Sign In




Presentation type

Topic it belongs to

Subtopic it belongs to

Title of the presentation (use both uppercase and lowercase letters)

Presentation abstract

The influence of mainstream media on modern society has been a very compelling topic for social research as of late. It has been argued that it has had a strong impact on society not only in Western culture, but across the globe. Many polls and studies have shown that human perception of the world can be greatly affected by the ideas, stories, and even entertainment provided by newspapers, radio, social media, and television. One very popular genre of televised programming in the United States is reality television which, according to ratings, has been consistently capable of capturing the attention of millions of viewers on a weekly basis. Reality television series such as “The Real Housewives,” “Teen Mom,” and “The Bachelor” are among the many which attract and cater to young adults. While it is common knowledge that reality television is typically not a depiction of reality, such knowledge does not hinder its ability to influence the youth’s perception of reality. As molecular biology students with backgrounds in social sciences, we find this to be a topic of interest because the upcoming generations will shape the future of our society. We believe strongly in the value of education and critical thinking; such ideas are generally not promoted in reality television programs. By examining reality television’s effects on the youth through the lens of social cognitive theory and social learning theory, it can be seen that it is harmful to society by giving young adults unrealistic body image expectations, glorifying fame, sex, and drug abuse, reducing physical activity and increasing obesity, encouraging a “get rich quick” mentality, and taking advantage of their need for peer acceptance.
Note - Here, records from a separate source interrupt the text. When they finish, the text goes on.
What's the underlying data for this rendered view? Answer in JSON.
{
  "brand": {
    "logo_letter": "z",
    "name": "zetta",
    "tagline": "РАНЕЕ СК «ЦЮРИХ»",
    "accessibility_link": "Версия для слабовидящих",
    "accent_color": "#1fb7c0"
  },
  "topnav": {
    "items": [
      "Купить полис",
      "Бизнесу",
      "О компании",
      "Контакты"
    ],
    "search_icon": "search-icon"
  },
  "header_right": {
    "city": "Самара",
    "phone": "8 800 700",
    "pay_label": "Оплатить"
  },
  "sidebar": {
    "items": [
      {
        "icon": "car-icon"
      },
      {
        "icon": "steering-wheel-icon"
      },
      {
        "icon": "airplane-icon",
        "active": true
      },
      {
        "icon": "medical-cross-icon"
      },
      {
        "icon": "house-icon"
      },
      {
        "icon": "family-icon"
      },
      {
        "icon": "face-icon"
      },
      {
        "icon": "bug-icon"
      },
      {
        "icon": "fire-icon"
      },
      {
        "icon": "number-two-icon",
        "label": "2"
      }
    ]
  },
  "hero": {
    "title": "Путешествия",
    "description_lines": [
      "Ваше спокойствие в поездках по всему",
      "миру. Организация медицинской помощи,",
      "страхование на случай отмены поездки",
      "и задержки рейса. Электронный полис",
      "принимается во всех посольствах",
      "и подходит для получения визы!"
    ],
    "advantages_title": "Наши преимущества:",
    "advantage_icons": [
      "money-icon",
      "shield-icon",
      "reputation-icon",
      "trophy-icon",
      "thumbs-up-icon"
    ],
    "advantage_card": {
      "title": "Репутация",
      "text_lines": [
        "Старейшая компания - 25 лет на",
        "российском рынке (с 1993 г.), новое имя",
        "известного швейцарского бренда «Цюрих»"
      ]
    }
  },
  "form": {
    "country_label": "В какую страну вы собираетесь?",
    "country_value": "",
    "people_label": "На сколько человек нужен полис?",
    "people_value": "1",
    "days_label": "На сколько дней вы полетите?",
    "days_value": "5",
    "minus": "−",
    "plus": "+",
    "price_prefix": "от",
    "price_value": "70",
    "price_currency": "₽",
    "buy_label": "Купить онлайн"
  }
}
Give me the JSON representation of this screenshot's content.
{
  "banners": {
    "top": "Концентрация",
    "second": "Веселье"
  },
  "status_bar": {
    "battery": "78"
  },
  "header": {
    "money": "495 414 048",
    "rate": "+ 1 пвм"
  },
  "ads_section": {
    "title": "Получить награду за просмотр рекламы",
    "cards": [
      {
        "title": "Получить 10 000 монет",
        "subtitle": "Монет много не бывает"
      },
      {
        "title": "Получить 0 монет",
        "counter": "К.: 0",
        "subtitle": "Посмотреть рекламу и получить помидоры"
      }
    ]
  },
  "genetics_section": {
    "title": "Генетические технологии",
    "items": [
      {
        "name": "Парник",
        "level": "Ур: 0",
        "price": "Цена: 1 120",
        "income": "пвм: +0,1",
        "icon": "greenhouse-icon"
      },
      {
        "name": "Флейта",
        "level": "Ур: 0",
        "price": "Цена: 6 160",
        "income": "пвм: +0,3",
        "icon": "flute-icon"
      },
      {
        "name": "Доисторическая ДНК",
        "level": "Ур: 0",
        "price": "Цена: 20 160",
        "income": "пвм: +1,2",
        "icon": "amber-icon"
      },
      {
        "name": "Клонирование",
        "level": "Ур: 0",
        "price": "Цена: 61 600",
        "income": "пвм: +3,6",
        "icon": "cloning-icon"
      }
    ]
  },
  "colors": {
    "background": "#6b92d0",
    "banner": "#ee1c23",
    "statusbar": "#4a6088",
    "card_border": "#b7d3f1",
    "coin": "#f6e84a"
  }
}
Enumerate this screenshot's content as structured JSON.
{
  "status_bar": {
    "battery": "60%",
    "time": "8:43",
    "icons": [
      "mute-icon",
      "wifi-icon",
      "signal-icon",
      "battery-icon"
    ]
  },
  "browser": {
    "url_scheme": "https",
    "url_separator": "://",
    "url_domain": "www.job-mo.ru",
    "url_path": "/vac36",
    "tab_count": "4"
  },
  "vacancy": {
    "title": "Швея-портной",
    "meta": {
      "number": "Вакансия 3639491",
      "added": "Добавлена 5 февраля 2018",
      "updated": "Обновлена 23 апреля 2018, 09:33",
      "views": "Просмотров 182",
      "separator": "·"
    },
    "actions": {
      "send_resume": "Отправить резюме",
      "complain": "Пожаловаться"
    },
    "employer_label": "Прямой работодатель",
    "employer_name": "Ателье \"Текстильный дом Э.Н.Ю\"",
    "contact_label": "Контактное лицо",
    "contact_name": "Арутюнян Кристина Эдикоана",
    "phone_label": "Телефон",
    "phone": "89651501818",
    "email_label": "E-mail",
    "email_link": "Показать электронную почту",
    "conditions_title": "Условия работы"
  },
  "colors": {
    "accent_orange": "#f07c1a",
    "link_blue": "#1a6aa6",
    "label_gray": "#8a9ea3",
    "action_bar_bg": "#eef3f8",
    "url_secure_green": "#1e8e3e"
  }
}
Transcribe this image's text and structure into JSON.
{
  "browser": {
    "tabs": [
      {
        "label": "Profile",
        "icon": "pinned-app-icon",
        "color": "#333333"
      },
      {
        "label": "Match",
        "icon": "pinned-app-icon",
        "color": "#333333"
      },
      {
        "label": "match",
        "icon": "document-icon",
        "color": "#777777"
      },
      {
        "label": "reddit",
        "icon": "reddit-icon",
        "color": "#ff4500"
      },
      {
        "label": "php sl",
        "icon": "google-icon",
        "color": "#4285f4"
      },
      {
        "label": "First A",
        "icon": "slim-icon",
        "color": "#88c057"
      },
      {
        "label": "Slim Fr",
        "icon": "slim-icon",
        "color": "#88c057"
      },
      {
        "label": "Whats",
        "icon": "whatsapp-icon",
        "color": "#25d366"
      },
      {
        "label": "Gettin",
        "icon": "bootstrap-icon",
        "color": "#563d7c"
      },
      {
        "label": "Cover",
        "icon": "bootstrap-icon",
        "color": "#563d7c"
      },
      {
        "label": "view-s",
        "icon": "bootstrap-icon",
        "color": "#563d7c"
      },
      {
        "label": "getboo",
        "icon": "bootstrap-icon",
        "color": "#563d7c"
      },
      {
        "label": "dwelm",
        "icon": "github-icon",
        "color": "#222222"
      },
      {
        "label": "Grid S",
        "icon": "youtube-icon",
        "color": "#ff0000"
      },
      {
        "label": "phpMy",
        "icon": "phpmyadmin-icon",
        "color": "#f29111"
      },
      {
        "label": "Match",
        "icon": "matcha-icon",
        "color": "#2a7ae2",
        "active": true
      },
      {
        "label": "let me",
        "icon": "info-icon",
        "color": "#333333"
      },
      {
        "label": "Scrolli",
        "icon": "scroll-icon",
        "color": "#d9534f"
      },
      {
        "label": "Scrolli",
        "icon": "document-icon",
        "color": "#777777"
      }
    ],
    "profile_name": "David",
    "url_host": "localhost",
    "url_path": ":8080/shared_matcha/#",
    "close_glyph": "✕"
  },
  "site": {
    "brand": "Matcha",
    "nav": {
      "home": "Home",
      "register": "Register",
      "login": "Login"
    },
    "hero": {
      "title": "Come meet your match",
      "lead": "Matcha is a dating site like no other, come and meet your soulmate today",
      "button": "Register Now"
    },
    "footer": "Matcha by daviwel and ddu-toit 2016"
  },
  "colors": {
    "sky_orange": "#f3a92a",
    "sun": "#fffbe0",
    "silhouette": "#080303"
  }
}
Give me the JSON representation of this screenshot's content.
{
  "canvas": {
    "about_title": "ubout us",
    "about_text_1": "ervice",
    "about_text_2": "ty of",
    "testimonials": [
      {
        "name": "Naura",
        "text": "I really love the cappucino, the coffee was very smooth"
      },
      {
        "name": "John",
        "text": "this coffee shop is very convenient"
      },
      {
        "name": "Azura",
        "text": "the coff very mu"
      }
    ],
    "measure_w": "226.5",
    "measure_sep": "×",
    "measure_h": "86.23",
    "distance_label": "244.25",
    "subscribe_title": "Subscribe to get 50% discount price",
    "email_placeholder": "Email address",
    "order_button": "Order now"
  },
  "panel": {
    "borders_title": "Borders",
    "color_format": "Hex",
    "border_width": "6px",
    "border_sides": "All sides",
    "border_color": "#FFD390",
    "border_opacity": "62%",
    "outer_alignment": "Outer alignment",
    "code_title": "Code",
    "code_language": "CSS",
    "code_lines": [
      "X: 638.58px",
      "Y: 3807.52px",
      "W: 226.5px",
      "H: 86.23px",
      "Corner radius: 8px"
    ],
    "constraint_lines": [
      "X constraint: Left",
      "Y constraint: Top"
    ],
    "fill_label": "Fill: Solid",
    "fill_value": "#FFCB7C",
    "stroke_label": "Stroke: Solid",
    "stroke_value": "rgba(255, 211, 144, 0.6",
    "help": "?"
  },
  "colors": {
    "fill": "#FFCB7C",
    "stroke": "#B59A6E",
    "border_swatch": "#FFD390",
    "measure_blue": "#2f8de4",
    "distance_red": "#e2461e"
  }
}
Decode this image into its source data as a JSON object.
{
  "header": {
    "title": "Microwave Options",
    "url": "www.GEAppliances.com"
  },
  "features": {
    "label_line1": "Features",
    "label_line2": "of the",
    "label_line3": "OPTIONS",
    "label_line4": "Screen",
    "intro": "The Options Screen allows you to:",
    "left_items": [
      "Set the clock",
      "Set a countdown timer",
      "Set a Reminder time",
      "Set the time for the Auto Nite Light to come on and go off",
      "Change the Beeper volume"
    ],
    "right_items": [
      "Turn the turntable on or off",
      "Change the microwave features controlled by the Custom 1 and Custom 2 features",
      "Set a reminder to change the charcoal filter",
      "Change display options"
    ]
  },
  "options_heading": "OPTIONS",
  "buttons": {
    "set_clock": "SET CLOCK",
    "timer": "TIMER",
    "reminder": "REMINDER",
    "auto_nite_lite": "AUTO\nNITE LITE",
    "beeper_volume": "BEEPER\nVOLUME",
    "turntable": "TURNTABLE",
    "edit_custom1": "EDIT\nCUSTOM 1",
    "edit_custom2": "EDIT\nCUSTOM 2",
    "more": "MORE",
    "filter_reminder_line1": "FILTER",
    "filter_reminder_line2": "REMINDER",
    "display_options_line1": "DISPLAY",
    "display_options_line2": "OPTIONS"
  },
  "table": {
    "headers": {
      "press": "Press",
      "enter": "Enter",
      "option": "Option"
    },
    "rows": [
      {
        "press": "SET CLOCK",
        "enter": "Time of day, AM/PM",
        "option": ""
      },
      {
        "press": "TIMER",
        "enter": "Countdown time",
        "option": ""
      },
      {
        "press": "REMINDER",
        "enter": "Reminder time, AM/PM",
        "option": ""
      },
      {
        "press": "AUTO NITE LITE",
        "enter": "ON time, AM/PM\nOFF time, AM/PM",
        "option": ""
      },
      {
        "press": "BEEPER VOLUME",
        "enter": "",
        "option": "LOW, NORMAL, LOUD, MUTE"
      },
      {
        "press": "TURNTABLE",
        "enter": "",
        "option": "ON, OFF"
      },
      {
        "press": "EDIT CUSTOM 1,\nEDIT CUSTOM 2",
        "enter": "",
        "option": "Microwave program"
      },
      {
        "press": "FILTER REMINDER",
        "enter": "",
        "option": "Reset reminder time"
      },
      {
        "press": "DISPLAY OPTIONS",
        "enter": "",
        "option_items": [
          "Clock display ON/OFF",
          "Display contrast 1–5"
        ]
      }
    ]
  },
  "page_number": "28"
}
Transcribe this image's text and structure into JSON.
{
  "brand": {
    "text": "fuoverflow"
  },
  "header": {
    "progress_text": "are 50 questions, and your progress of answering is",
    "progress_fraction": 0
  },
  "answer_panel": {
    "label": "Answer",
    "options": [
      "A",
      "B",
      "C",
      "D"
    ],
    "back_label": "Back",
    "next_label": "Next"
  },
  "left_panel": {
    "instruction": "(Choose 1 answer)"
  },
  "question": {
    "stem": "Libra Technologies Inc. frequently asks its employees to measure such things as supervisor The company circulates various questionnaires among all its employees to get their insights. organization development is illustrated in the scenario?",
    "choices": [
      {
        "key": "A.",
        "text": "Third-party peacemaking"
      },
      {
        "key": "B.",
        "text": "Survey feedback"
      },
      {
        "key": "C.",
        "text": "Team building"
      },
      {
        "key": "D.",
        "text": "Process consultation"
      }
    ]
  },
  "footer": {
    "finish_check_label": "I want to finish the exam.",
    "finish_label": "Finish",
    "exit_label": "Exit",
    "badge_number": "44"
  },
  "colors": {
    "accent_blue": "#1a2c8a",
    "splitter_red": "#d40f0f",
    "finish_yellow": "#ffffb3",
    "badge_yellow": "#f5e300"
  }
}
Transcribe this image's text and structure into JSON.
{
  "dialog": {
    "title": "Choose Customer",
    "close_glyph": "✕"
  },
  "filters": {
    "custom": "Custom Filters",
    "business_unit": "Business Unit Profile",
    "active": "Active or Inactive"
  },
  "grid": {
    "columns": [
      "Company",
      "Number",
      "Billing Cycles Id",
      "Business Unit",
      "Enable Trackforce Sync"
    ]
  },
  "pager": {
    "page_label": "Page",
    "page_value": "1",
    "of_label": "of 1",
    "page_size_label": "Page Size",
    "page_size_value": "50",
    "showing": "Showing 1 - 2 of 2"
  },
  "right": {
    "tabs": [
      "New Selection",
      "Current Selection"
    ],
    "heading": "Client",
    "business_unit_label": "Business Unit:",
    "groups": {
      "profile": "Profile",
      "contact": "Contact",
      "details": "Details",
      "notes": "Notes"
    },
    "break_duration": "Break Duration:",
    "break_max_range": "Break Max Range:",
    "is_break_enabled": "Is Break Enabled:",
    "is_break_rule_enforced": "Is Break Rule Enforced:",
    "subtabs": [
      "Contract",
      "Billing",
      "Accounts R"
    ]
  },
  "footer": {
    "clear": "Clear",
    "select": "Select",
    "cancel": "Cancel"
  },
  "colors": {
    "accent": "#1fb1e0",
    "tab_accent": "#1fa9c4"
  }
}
Long abstract of your presentation

Keywords (use both uppercase and lowercase letters)

Main author information

Michael Farah (United States of America) 13881
Scientific production

Co-authors information

Ryan Shoemaker (United States of America) 13964
Scientific production